The next day he called the city and told a representative of the bylaws department that he was going to contest the ticket in court.
“The person I talked to said, ‘but White Rock has a lease contract with the BNSF Railway.’ I said, ‘yes, and…?’”
LeMay, who lived in the community in 2005-2006, was founder of the Semiahmoo Peninsula Citizens for Public Safety Coalition – later Smart Rail – which has advocated for relocation of BNSF’s shoreline track.
But he maintains his action with regard to the parking ticket is not part of any Smart Rail agenda.
“If it was, I would have sat down with members of their board and discussed it with them before doing anything,” he said, noting he is no longer an active member of the group.

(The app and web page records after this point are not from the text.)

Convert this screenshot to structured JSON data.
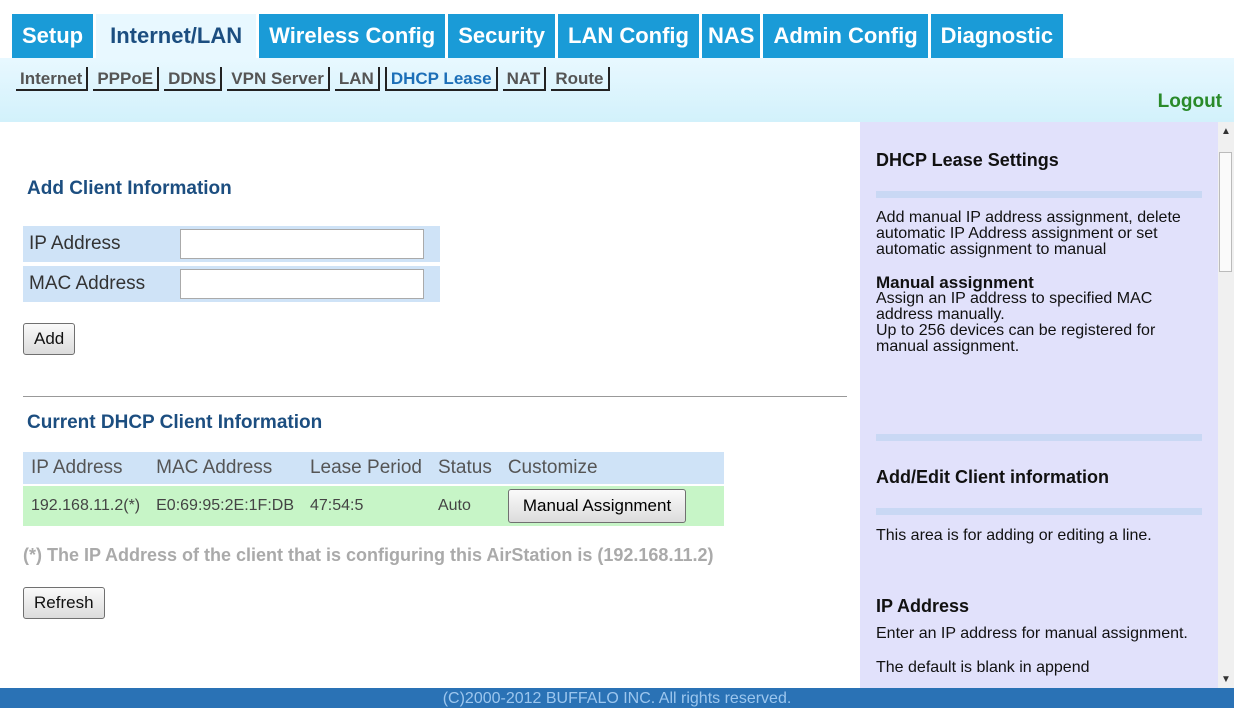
{
  "nav": {
    "tabs": [
      {
        "label": "Setup"
      },
      {
        "label": "Internet/LAN"
      },
      {
        "label": "Wireless Config"
      },
      {
        "label": "Security"
      },
      {
        "label": "LAN Config"
      },
      {
        "label": "NAS"
      },
      {
        "label": "Admin Config"
      },
      {
        "label": "Diagnostic"
      }
    ],
    "active_tab": "Internet/LAN",
    "subtabs": [
      {
        "label": "Internet"
      },
      {
        "label": "PPPoE"
      },
      {
        "label": "DDNS"
      },
      {
        "label": "VPN Server"
      },
      {
        "label": "LAN"
      },
      {
        "label": "DHCP Lease"
      },
      {
        "label": "NAT"
      },
      {
        "label": "Route"
      }
    ],
    "active_subtab": "DHCP Lease",
    "logout": "Logout"
  },
  "add_client": {
    "title": "Add Client Information",
    "ip_label": "IP Address",
    "ip_value": "",
    "mac_label": "MAC Address",
    "mac_value": "",
    "add_button": "Add"
  },
  "current": {
    "title": "Current DHCP Client Information",
    "columns": [
      "IP Address",
      "MAC Address",
      "Lease Period",
      "Status",
      "Customize"
    ],
    "rows": [
      {
        "ip": "192.168.11.2(*)",
        "mac": "E0:69:95:2E:1F:DB",
        "lease": "47:54:5",
        "status": "Auto",
        "action": "Manual Assignment"
      }
    ],
    "note": "(*) The IP Address of the client that is configuring this AirStation is (192.168.11.2)",
    "refresh_button": "Refresh"
  },
  "help": {
    "title1": "DHCP Lease Settings",
    "text1": "Add manual IP address assignment, delete automatic IP Address assignment or set automatic assignment to manual",
    "bold1": "Manual assignment",
    "text2": "Assign an IP address to specified MAC address manually.",
    "text3": "Up to 256 devices can be registered for manual assignment.",
    "title2": "Add/Edit Client information",
    "text4": "This area is for adding or editing a line.",
    "title3": "IP Address",
    "text5": "Enter an IP address for manual assignment.",
    "text6": "The default is blank in append"
  },
  "footer": "(C)2000-2012 BUFFALO INC. All rights reserved."
}
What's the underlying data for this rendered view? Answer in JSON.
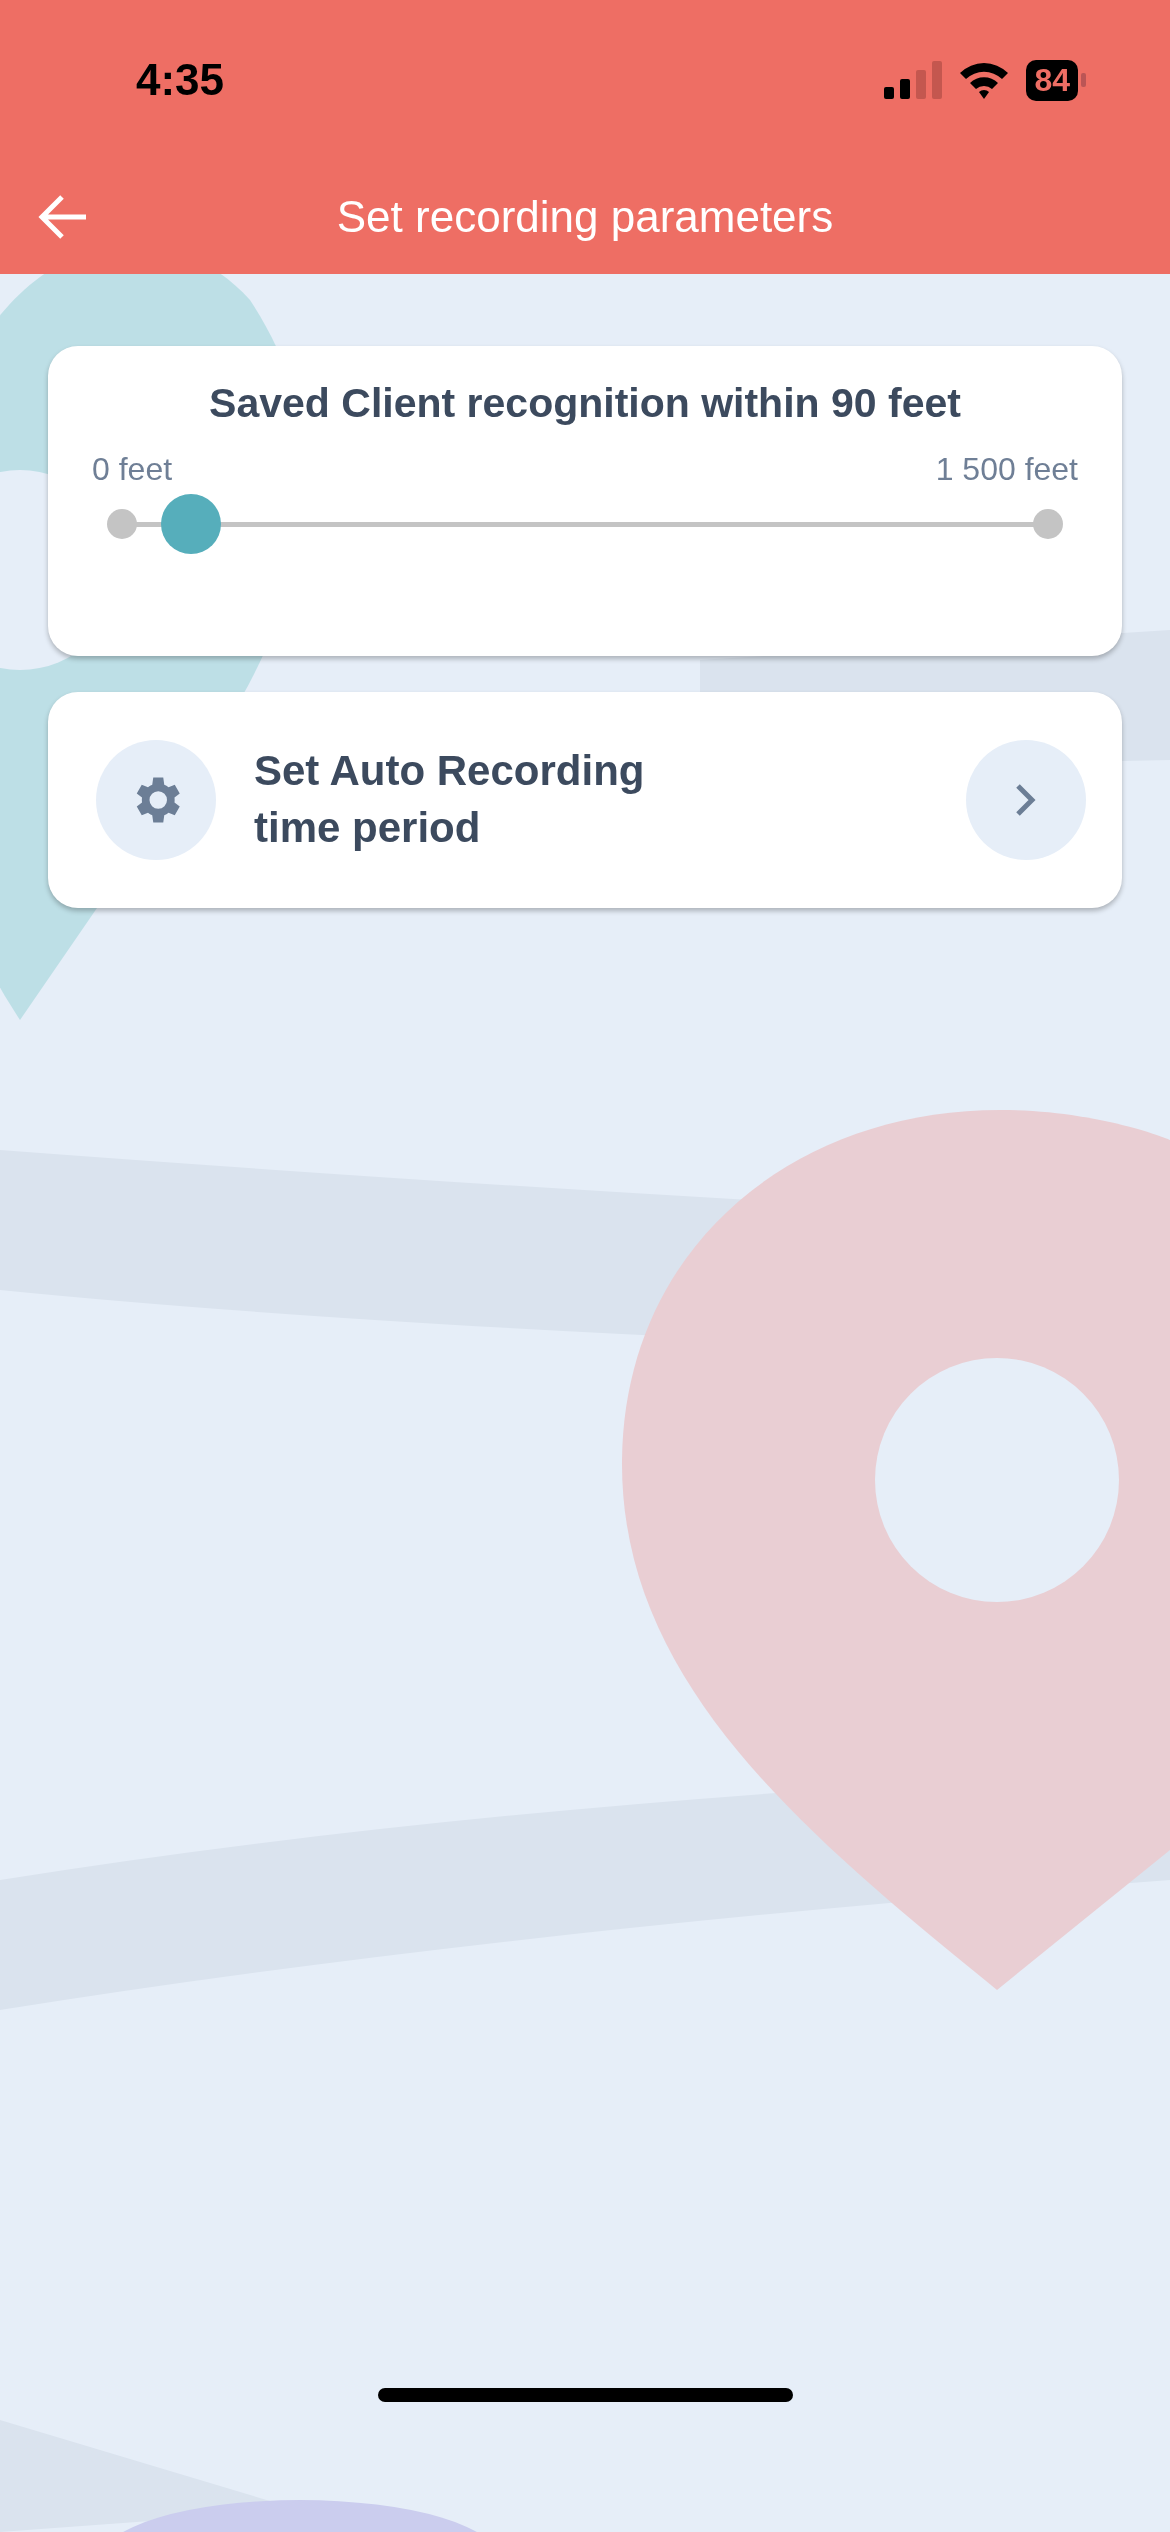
{
  "status_bar": {
    "time": "4:35",
    "battery": "84"
  },
  "header": {
    "title": "Set recording parameters"
  },
  "range_card": {
    "title": "Saved Client recognition within 90 feet",
    "min_label": "0 feet",
    "max_label": "1 500 feet",
    "level": 0.075
  },
  "menu_item": {
    "label": "Set Auto Recording\ntime period"
  }
}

The retired LeMay noted he is not a lawyer, but that he has had some experience of law in a career in Ottawa that included being a special assistant to Sen. Sheila Finestone and working for the occupational health and safety section of Human Resources Development Canada. That, he said, leads him to believe enforcing city parking bylaws within the lots could be ruled ‘ultra vires’ – or beyond the power – of the city government.
He believes that the land use is comparable with private parking lots in the City of Vancouver, where parking is a contractual agreement with a private entity, or First Nations land, which falls under federal jurisdiction rather than local government bylaws.
And he’d like to see a definitive of the property line between BNSF and city property.
“This is a test of law and some of the finer points of law,” LeMay said. “I’m actually doing the City of White Rock a favour.”
If it were found that the city doesn’t have the authority to write tickets in the lots, LeMay noted, “it could be open season down there.”
– with files from Tracy Holmes